Apple recently launched iOS 17 with new options to retrieve details about your Wi-Fi connection using Shortcuts.
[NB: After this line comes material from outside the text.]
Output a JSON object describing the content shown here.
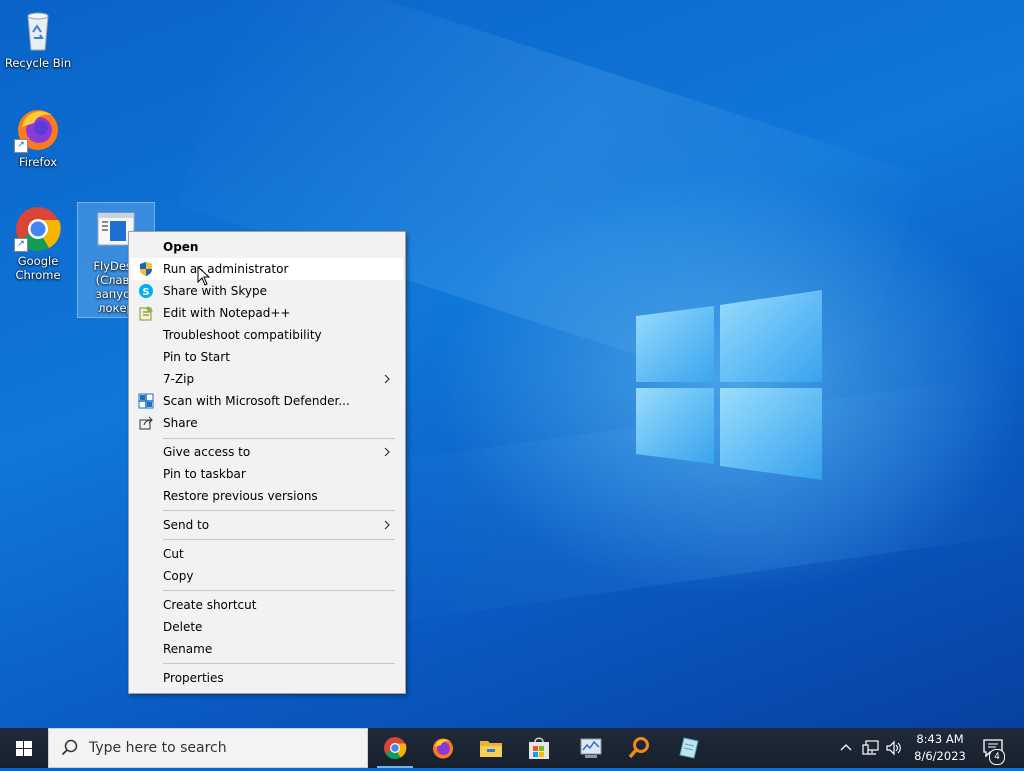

When adding the “Get Network Details” action to a shortcut, you can choose from network name (SSID), BSSID, Wi-Fi standard, receive and transmit rates, RSSI, noise, and channel number.
As you already know, Apple doesn’t allow access to Wi-Fi information by any third-party apps, so this addition to iOS 17 is a good step towards having some visibility into the Wi-Fi network on your iPhone or iPad (without installing Apple’s Wi-Fi diagnostics profile every 30 days).
Inspired by other members of the Wi-Fi community who have put together some excellent shortcuts to get or even push the details of your Wi-Fi connection to the cloud, I’ve made yet another shortcut, “My Wi-Fi,” that creates a full, nicely formatted report about the Wi-Fi network you’re connected to using the information available from the “Get Network Details” action and some more.
In addition to the fields listed above, the shortcut calculates and displays the signal-to-noise ratio (SNR) and provides a signal quality rating based on it. Also, as part of the information in the report, the shortcut will try to determine the AP vendor based on the network’s BSSID using the MAC Address Lookup cloud service (Jiri Brejcha created a shortcut to resolve AP vendors, too). Because Apple considers the BSSID sensitive information (bad actors can use it to determine your physical location), when you run it, the shortcut will ask your permission to send the BSSID over an API call to https://api.maclookup.app to resolve the AP vendor.
One thing to be aware of is that the report doesn’t refresh. If you want to reload the information, you must rerun the shortcut. There are options to include a “button” to rerun the shortcut from within (check Jim Vajda’s shortcut), but it limits how you can display the information, and I couldn’t use it as I wanted to output an HTML page, which is what you get for the report. Also, your best option to share the information using this shortcut is by taking a screenshot and sharing it. If you want to copy or share the data, use Jim’s shortcut instead.
You can download the shortcut here. Check it out and add it to your home screen!
By the way, suppose Apple changes the rules and allows developers to get information about your Wi-Fi network on iOS. In that case, this shortcut is an excellent example of how an app like “WiFi Signal” could look on your iPhone or iPad. Maybe someday. 🙂